MELBOURNE, March 13 (AGENCIES): Cardinal George Pell, the most senior Vatican official to be convicted of sex abuse to date, has been sentenced to six years in prison by an Australian court for the “callous” assault of two choirboys in the late 1990s.
A former senior adviser to Pope Francis, Pell, 77, was found guilty by a jury in December last year. The County Court Chief Judge Peter Kidd, while delivering the sentence, described Pell’s abuse of two choirboys in the sacristy at St Patrick’s Cathedral in Melbourne as “a brazen and forcible sexual attack on the victims”.
“There was a clear relationship of trust with the victims and you breached that trust and abused your position to facilitate this offending,” the chief judge said. “The brazenness of your conduct is indicative of your sense of authority and power in relation to the victims,” he said. The chief judge said Pell’s abuse had had a “significant and long-lasting impact” on the wellbeing of one of his victims, whom he referred to as J. The chief judge said he did not have the benefit of a victim impact statement from his other victim, referred to as R, who died of a heroin overdose in 2014 and never reported the abuse.
“However on the basis of J’s account at trial I am able to say your offending must have had an immediate and significant impact on R,” Kidd said. “Whilst it is not possible for me to quantify the harm caused, or articulate precisely how it impacted on R in the long run, I have no doubt that it did in some way.” Pell will serve a minimum of three years and eight months in jail before he will be eligible for parole.

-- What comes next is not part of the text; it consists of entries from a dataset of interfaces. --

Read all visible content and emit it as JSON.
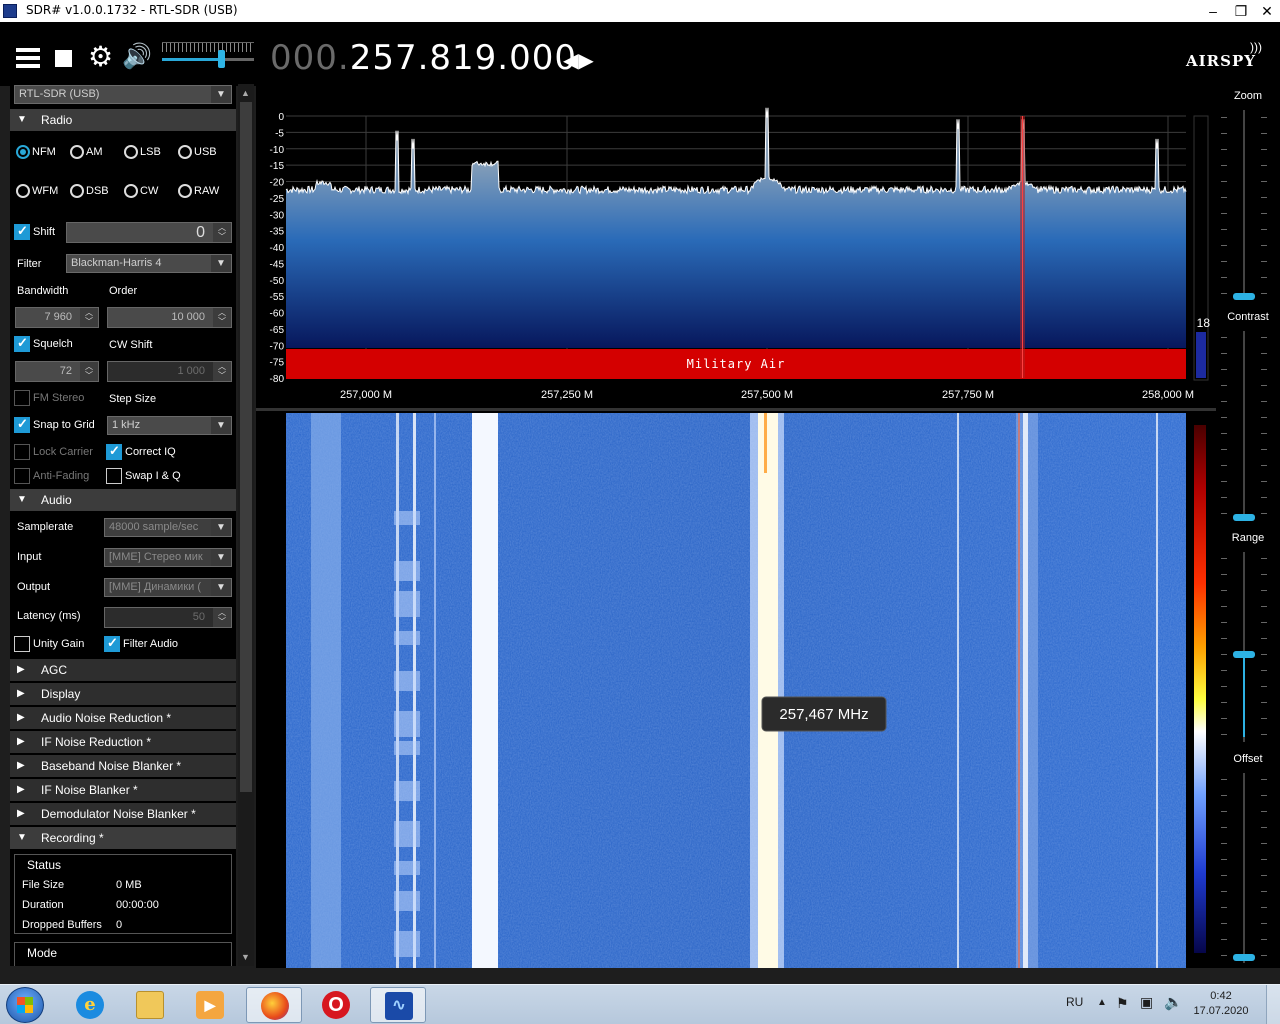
{
  "window": {
    "title": "SDR# v1.0.0.1732 - RTL-SDR (USB)",
    "minimize": "–",
    "maximize": "❐",
    "close": "✕"
  },
  "toolbar": {
    "freq_prefix": "000.",
    "freq_main": "257.819.000",
    "freq_arrows": "◀▶",
    "logo": "AIRSPY",
    "volume_level": 0.65
  },
  "left": {
    "device": "RTL-SDR (USB)",
    "sections": {
      "radio": "Radio",
      "audio": "Audio",
      "agc": "AGC",
      "display": "Display",
      "audio_nr": "Audio Noise Reduction *",
      "if_nr": "IF Noise Reduction *",
      "bb_blanker": "Baseband Noise Blanker *",
      "if_blanker": "IF Noise Blanker *",
      "demod_blanker": "Demodulator Noise Blanker *",
      "recording": "Recording *"
    },
    "modes": [
      "NFM",
      "AM",
      "LSB",
      "USB",
      "WFM",
      "DSB",
      "CW",
      "RAW"
    ],
    "selected_mode": "NFM",
    "shift_label": "Shift",
    "shift_value": "0",
    "filter_label": "Filter",
    "filter_value": "Blackman-Harris 4",
    "bandwidth_label": "Bandwidth",
    "order_label": "Order",
    "bandwidth_value": "7 960",
    "order_value": "10 000",
    "squelch_label": "Squelch",
    "cwshift_label": "CW Shift",
    "squelch_value": "72",
    "cwshift_value": "1 000",
    "fmstereo_label": "FM Stereo",
    "stepsize_label": "Step Size",
    "snap_label": "Snap to Grid",
    "step_value": "1 kHz",
    "lockcarrier_label": "Lock Carrier",
    "correctiq_label": "Correct IQ",
    "antifading_label": "Anti-Fading",
    "swapiq_label": "Swap I & Q",
    "samplerate_label": "Samplerate",
    "samplerate_value": "48000 sample/sec",
    "input_label": "Input",
    "input_value": "[MME] Стерео мик",
    "output_label": "Output",
    "output_value": "[MME] Динамики (",
    "latency_label": "Latency (ms)",
    "latency_value": "50",
    "unitygain_label": "Unity Gain",
    "filteraudio_label": "Filter Audio",
    "status_title": "Status",
    "filesize_label": "File Size",
    "filesize_value": "0 MB",
    "duration_label": "Duration",
    "duration_value": "00:00:00",
    "dropped_label": "Dropped Buffers",
    "dropped_value": "0",
    "mode_title": "Mode"
  },
  "spectrum": {
    "y_ticks": [
      "0",
      "-5",
      "-10",
      "-15",
      "-20",
      "-25",
      "-30",
      "-35",
      "-40",
      "-45",
      "-50",
      "-55",
      "-60",
      "-65",
      "-70",
      "-75",
      "-80"
    ],
    "x_ticks": [
      "257,000 M",
      "257,250 M",
      "257,500 M",
      "257,750 M",
      "258,000 M"
    ],
    "band_label": "Military Air",
    "squelch_level": "18",
    "tooltip": "257,467 MHz"
  },
  "right": {
    "zoom": "Zoom",
    "contrast": "Contrast",
    "range": "Range",
    "offset": "Offset"
  },
  "taskbar": {
    "lang": "RU",
    "time": "0:42",
    "date": "17.07.2020"
  }
}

“I will impose a shorter non-parole period than I otherwise would have been inclined to impose in recognition in particular of your age, so as to increase the prospect of you living out the last part of your life in the community,” the chief judge said. Outside the court, survivors of Catholic sex abuse who had attended the hearing were divided on the sentence. Some felt it was too light, while others were happy to see justice being done. “I would have been happy with one month, one week,” one said. In a statement after the sentencing, the surviving victim said it was hard for him “to take comfort in this outcome.”
“There is no rest for me,” he said through his lawyer, Vivian Waller. “I’m doing my best to hold myself and my family together.” Until last month Pell held the role of Vatican treasurer, considered by many to be the third most senior position within the Roman Catholic church. Pell’s legal team has previously announced it will appeal his conviction on three grounds, including that the jury’s verdict on all five charges was unreasonable, based on the evidence submitted. The Court of Appeal is due to hear submissions in early June. Reporting of the trial and verdict was suppressed by the court to avoid prejudicing a second trial, which crown prosecutors abandoned in February after the judge ruled some prosecution evidence couldn’t be submitted.